I scheduled a floating and Ferrous’s teeth were sharp, and his bit was hitting his teeth as well. This was causing some of his head shaking and since he was floated hasn’t had any of the same shaking while wearing with his bit.
I love using a bitless bridle but there are some downsides. For a light hack or good stretch, it is ideal. However, when I am really working my horse, asking for collection and more impulsion I find my horse braces his neck against the bitless rather than softening as he does with a happy mouth bit.
In addition, I’m not sure I’m in love with Dr. Cook’s. The biothane material is not easy to release and the crossover under the chin is quite tight when pressure is put on the reins. However, it gets stuck there because of the ‘stickiness’ of the material and will not release very well. Further, I feel the noseband tends to slide up Ferrous’s face as we continue. My view between the ears often shows the headstall straps bulging as well no matter how I adjust the fit. As a result after a few minutes with no rein pressure, the material leaves an impression on his nose.
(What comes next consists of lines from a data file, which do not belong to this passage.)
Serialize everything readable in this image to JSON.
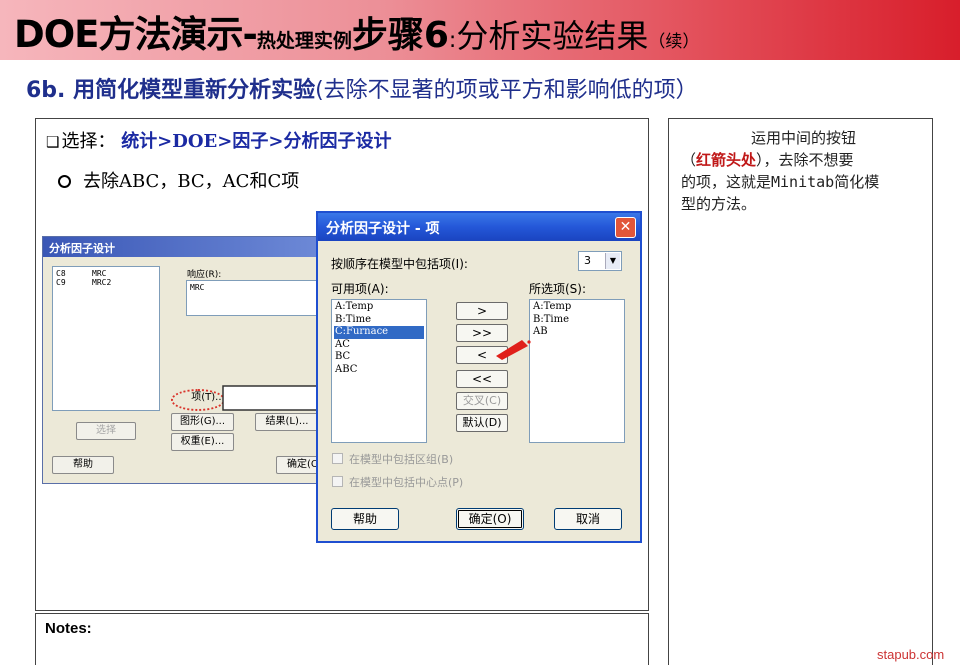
{
  "header": {
    "title_main": "DOE方法演示-",
    "title_small": "热处理实例",
    "title_step": "步骤6",
    "title_colon": ":",
    "title_result": "分析实验结果",
    "title_cont": "（续）"
  },
  "subtitle": {
    "bold": "6b. 用简化模型重新分析实验",
    "plain": "(去除不显著的项或平方和影响低的项）"
  },
  "main": {
    "select_prefix": "选择：",
    "select_path": "统计>DOE>因子>分析因子设计",
    "option_text": "去除ABC，BC，AC和C项"
  },
  "bg_dialog": {
    "title": "分析因子设计",
    "columns": [
      {
        "id": "C8",
        "name": "MRC"
      },
      {
        "id": "C9",
        "name": "MRC2"
      }
    ],
    "response_label": "响应(R):",
    "response_value": "MRC",
    "btn_terms": "项(T)...",
    "btn_graph": "图形(G)...",
    "btn_results": "结果(L)...",
    "btn_weights": "权重(E)...",
    "btn_select": "选择",
    "btn_help": "帮助",
    "btn_ok": "确定(O)"
  },
  "fg_dialog": {
    "title": "分析因子设计 - 项",
    "close": "✕",
    "order_label": "按顺序在模型中包括项(I):",
    "order_value": "3",
    "available_label": "可用项(A):",
    "selected_label": "所选项(S):",
    "available_items": [
      "A:Temp",
      "B:Time",
      "C:Furnace",
      "AC",
      "BC",
      "ABC"
    ],
    "selected_available_index": 2,
    "selected_items": [
      "A:Temp",
      "B:Time",
      "AB"
    ],
    "btn_add": ">",
    "btn_add_all": ">>",
    "btn_remove": "<",
    "btn_remove_all": "<<",
    "btn_cross": "交叉(C)",
    "btn_default": "默认(D)",
    "chk_blocks": "在模型中包括区组(B)",
    "chk_center": "在模型中包括中心点(P)",
    "btn_help": "帮助",
    "btn_ok": "确定(O)",
    "btn_cancel": "取消"
  },
  "notes": {
    "label": "Notes:"
  },
  "comment": {
    "line1": "运用中间的按钮",
    "line2_open": "（",
    "line2_red": "红箭头处",
    "line2_rest": "），去除不想要",
    "line3": "的项，这就是Minitab简化模",
    "line4": "型的方法。"
  },
  "watermark": "stapub.com",
  "colors": {
    "banner_start": "#f6b6bc",
    "banner_end": "#d81e2b",
    "subtitle_blue": "#1f2f8c",
    "select_blue": "#1b2aa3",
    "xp_title_blue": "#2457d8",
    "selection_blue": "#316ac5",
    "red_arrow": "#e0201a"
  }
}
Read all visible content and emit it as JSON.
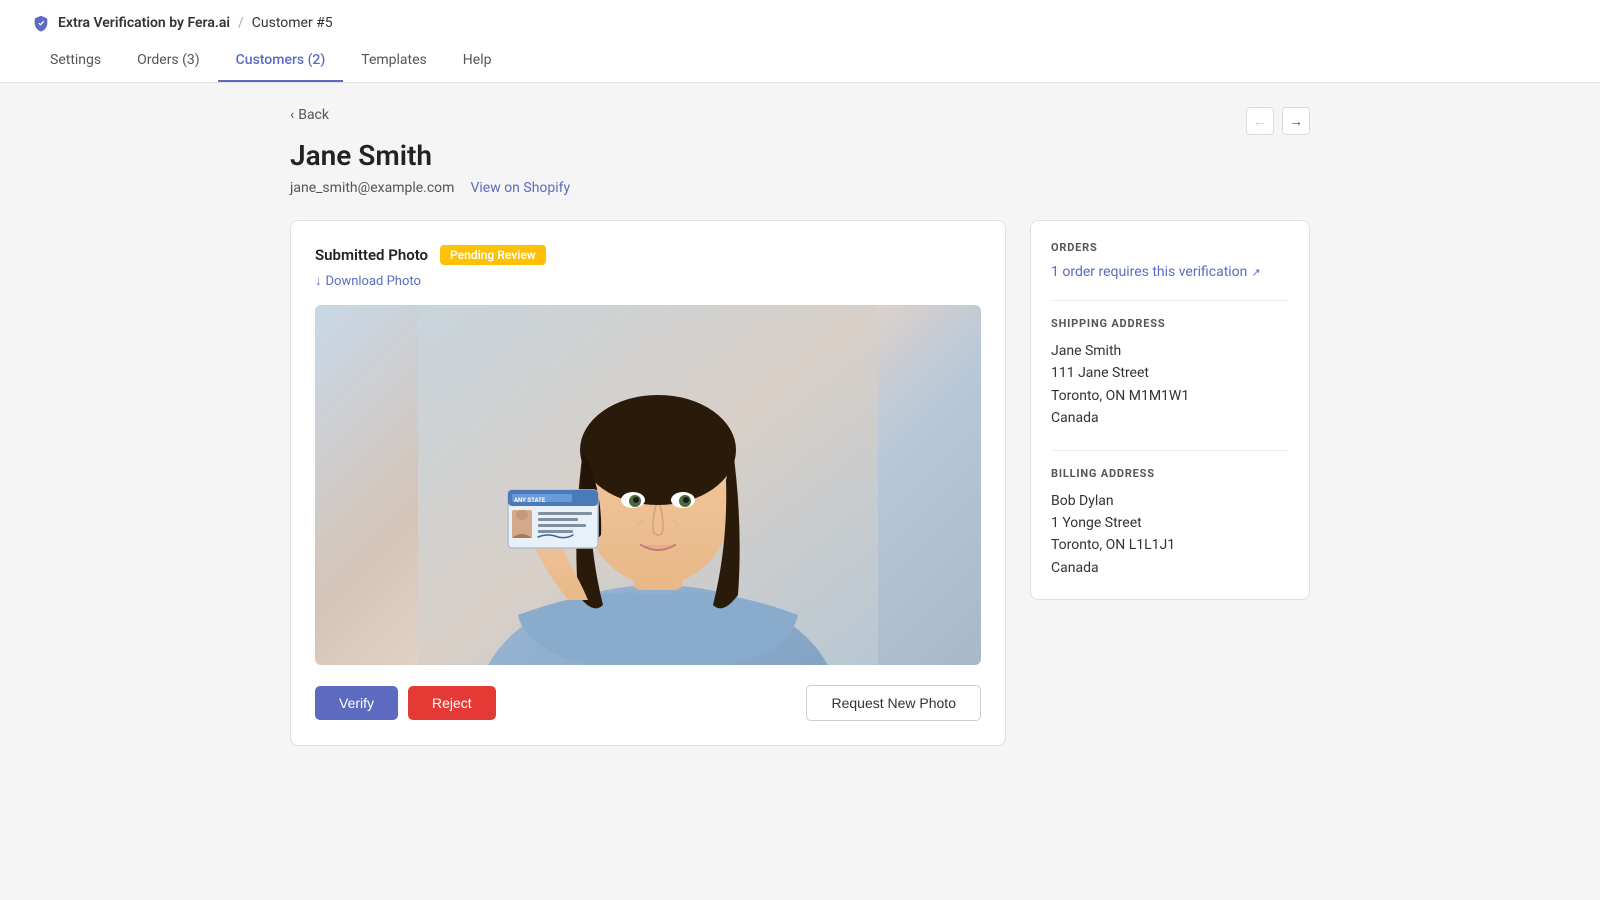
{
  "app": {
    "brand": "Extra Verification by Fera.ai",
    "separator": "/",
    "page": "Customer #5"
  },
  "nav": {
    "tabs": [
      {
        "id": "settings",
        "label": "Settings",
        "active": false
      },
      {
        "id": "orders",
        "label": "Orders (3)",
        "active": false
      },
      {
        "id": "customers",
        "label": "Customers (2)",
        "active": true
      },
      {
        "id": "templates",
        "label": "Templates",
        "active": false
      },
      {
        "id": "help",
        "label": "Help",
        "active": false
      }
    ]
  },
  "breadcrumb": {
    "back_label": "Back"
  },
  "customer": {
    "name": "Jane Smith",
    "email": "jane_smith@example.com",
    "view_shopify_label": "View on Shopify"
  },
  "photo_section": {
    "label": "Submitted Photo",
    "status": "Pending Review",
    "download_label": "Download Photo",
    "verify_btn": "Verify",
    "reject_btn": "Reject",
    "request_btn": "Request New Photo"
  },
  "orders": {
    "title": "ORDERS",
    "link_text": "1 order requires this verification",
    "link_icon": "external-link-icon"
  },
  "shipping": {
    "title": "SHIPPING ADDRESS",
    "name": "Jane Smith",
    "street": "111 Jane Street",
    "city_state": "Toronto, ON M1M1W1",
    "country": "Canada"
  },
  "billing": {
    "title": "BILLING ADDRESS",
    "name": "Bob Dylan",
    "street": "1 Yonge Street",
    "city_state": "Toronto, ON L1L1J1",
    "country": "Canada"
  },
  "colors": {
    "accent": "#5c6bc0",
    "badge_bg": "#ffc107",
    "reject_red": "#e53935"
  }
}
While many horsemen and horsewomen recommend Dr. Cook’s Bitless Bridle I think it is a good starting point for many. I am happy to have tried it and will keep it in my tack trunk. I lent it to another rider, who used it on her thoroughbred and he was like an entirely new horse, even jumping well and needing less balancing, especially in the canter. He holds himself differently from my horse, and Dr. Cooks made a huge improvement!
Ideally, Ferrous and I will find the perfect bitless bridle in both the proper fit and release to train with and use as an everyday item whether in the indoor, jumping, or on a hack in the woods. I’ve kept up my research and as a result of an endurance group recommendations, I have purchased an Orbitless Bridle from the UK. I realize that there is some training that needs to happen for Ferrous to soften to the bitless bridle in work, and I plan on doing some research into that as well!
Subscribe to my blog and I will let you know how the new bitless compares!